Search the listing below for the word "label" and return each line that contains it.

══════

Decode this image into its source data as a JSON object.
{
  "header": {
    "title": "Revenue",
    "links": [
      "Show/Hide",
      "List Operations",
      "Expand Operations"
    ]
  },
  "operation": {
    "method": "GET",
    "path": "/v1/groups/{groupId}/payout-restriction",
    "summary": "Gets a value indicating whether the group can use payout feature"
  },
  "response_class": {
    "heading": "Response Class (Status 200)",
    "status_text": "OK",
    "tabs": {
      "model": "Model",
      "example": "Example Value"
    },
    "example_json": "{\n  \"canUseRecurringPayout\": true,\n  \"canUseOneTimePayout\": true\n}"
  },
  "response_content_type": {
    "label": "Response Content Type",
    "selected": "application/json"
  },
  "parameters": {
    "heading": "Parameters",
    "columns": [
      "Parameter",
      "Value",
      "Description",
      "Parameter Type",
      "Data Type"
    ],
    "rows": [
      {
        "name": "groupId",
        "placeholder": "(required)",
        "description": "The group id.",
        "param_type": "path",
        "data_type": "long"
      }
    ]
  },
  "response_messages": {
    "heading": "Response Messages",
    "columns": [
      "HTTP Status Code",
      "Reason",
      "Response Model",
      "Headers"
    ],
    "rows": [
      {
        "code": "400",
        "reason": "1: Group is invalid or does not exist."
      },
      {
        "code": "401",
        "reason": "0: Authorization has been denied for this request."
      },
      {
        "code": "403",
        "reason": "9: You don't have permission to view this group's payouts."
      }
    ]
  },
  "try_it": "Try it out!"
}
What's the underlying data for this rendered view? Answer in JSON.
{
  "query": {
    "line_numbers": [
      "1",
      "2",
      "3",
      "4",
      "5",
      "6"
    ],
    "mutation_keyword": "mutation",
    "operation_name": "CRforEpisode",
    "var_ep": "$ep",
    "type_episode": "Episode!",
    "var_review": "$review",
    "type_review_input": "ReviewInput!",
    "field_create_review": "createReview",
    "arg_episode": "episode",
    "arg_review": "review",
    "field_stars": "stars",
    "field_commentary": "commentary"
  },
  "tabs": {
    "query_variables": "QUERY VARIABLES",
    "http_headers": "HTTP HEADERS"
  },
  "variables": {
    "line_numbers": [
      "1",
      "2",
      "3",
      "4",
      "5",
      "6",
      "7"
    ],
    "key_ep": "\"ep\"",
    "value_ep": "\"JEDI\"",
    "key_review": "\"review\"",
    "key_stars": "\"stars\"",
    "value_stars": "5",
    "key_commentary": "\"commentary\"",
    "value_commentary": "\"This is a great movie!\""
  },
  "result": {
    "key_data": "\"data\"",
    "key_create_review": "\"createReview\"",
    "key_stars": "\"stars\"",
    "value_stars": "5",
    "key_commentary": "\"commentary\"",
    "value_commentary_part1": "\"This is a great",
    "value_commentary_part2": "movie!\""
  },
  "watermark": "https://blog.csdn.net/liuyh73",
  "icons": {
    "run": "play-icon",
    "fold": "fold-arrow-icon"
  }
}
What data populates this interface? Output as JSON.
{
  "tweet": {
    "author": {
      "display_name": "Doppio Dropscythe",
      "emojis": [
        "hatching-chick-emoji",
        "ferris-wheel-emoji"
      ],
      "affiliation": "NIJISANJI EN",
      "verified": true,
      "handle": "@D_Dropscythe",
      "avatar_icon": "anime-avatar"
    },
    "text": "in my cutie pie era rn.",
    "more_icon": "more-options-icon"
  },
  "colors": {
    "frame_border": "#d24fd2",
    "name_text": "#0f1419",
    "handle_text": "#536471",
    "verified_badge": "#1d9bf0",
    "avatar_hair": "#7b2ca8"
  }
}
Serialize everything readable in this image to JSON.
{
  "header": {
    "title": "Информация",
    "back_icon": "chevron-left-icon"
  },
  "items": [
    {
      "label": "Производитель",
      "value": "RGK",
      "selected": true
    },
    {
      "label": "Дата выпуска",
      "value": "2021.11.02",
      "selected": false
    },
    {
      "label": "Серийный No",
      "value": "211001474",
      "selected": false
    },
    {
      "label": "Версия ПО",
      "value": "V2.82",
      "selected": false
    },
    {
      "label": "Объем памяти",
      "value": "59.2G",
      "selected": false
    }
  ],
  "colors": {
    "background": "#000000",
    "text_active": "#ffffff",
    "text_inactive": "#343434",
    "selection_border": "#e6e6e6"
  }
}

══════

- _The completed task_
    "label": "Response Content Type",
      "label": "Производитель",
      "label": "Дата выпуска",
      "label": "Серийный No",
      "label": "Версия ПО",
      "label": "Объем памяти",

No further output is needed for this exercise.